The present paper evaluates the results of field experiments conducted during two consecutive growth seasons (2008–2009) to assess the environmental impact of cement dust pollution on foliar physiology (pigments), growth performance and yield of three commonly cultivated vegetable crops, tomato (Lycopersicon esculentum), radish (Raphanus sativus) and knol-khol (Brassica oleracea var. gongyloides) in Kashmir Himalayan valley, India. Two experimental sites (S1, S2) were selected in the vicinity of the cement factory at Khrew, Pulwama (Kashmir) at a distance of 0.5 km (S1) and 2 km (S2) and compared with a dust free control site (S3) located at about 6 km from the factory in a crosswind direction. The data revealed that cement dust had an adverse effect on morphological and biochemical characteristics of the crops. Differential level of crop sensitivity to cement dust was markedly evident. Knol-khol (Brassica oleracea var. gongyloides) reflected a higher degree of tolerance to particulate emissions as compared to tomato (Lycopersicon esculentum) and radish (Raphanus sativus). Photosynthetic pigment analysis showed adverse impact on chlorophyll-a, while chlorophyll-b marginally decreased in the leaves of tomato plants at S1; the effect being non-significant for the other test crops. Carotenoids also exhibited a remarkable reduction due to cement dust impact. The yield of tomato recorded severe losses (12.28–23.95%) as compared to radish (7.46–21.4%), while the effect was non-significant in knol-khol. Other growth and yield related attributes also followed a similar trend; tomato and radish showing remarkable effects in response to cement dust and knol-khol showed the least effect. The soil characteristics indicated significant reduction in available P. Except available N, other variables (pH, conductivity, available K, exchangeable Ca and Mg) recorded higher values in the polluted soils as compared to control. The need for installation of appropriate devices in cement manufacturing factories to combat the emission of dust in ambient environment together with environmental monitoring of agro-ecosystems is stressed.

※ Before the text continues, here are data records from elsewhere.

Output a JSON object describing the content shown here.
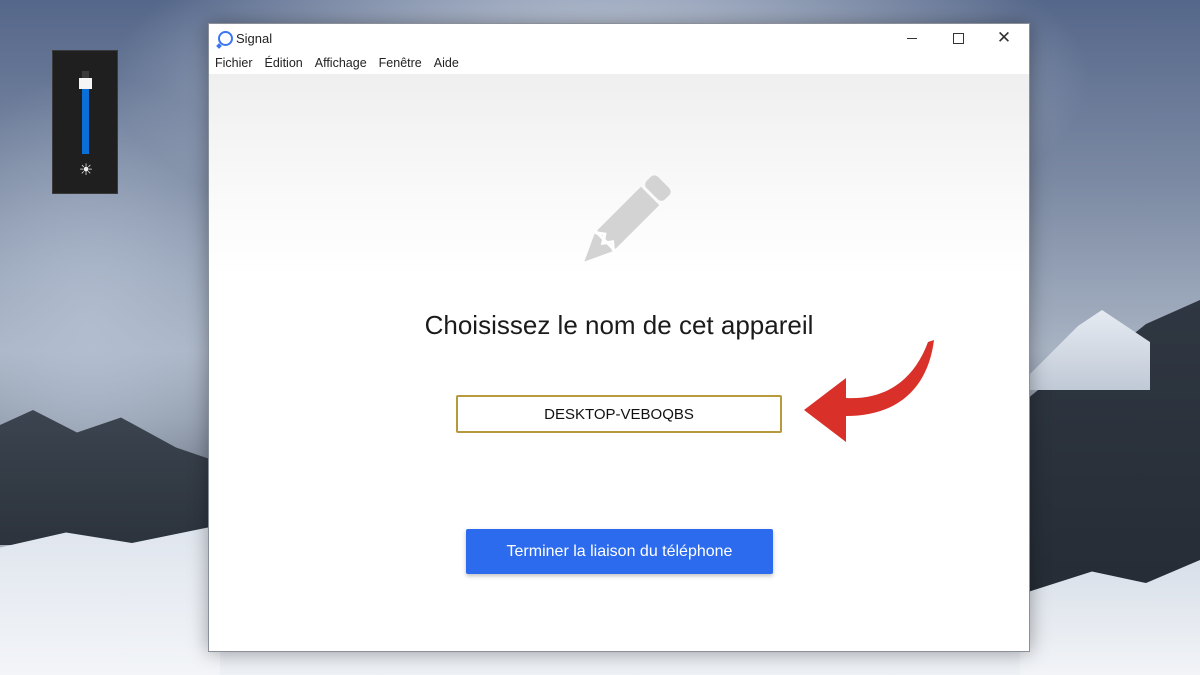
{
  "app": {
    "title": "Signal",
    "icon": "signal-logo-icon",
    "accent": "#2c6bed"
  },
  "window_controls": {
    "minimize_icon": "minimize-icon",
    "maximize_icon": "maximize-icon",
    "close_icon": "close-icon"
  },
  "menu": {
    "items": [
      {
        "label": "Fichier"
      },
      {
        "label": "Édition"
      },
      {
        "label": "Affichage"
      },
      {
        "label": "Fenêtre"
      },
      {
        "label": "Aide"
      }
    ]
  },
  "main": {
    "illustration_icon": "pencil-icon",
    "heading": "Choisissez le nom de cet appareil",
    "device_name_value": "DESKTOP-VEBOQBS",
    "finish_button_label": "Terminer la liaison du téléphone"
  },
  "brightness_flyout": {
    "level_percent": 85,
    "icon": "brightness-sun-icon",
    "fill_color": "#0a6fd6"
  },
  "annotation": {
    "icon": "curved-arrow-icon",
    "color": "#d9302a"
  }
}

simulated nitrate leaching in vegetable culture. In: Horst W. J. et al. (eds) Plant nutrition. Food security and sustainability of agro-ecosystems through basic and applied research. Developments in plant and soil sciences. Kluwer, 936–937 pp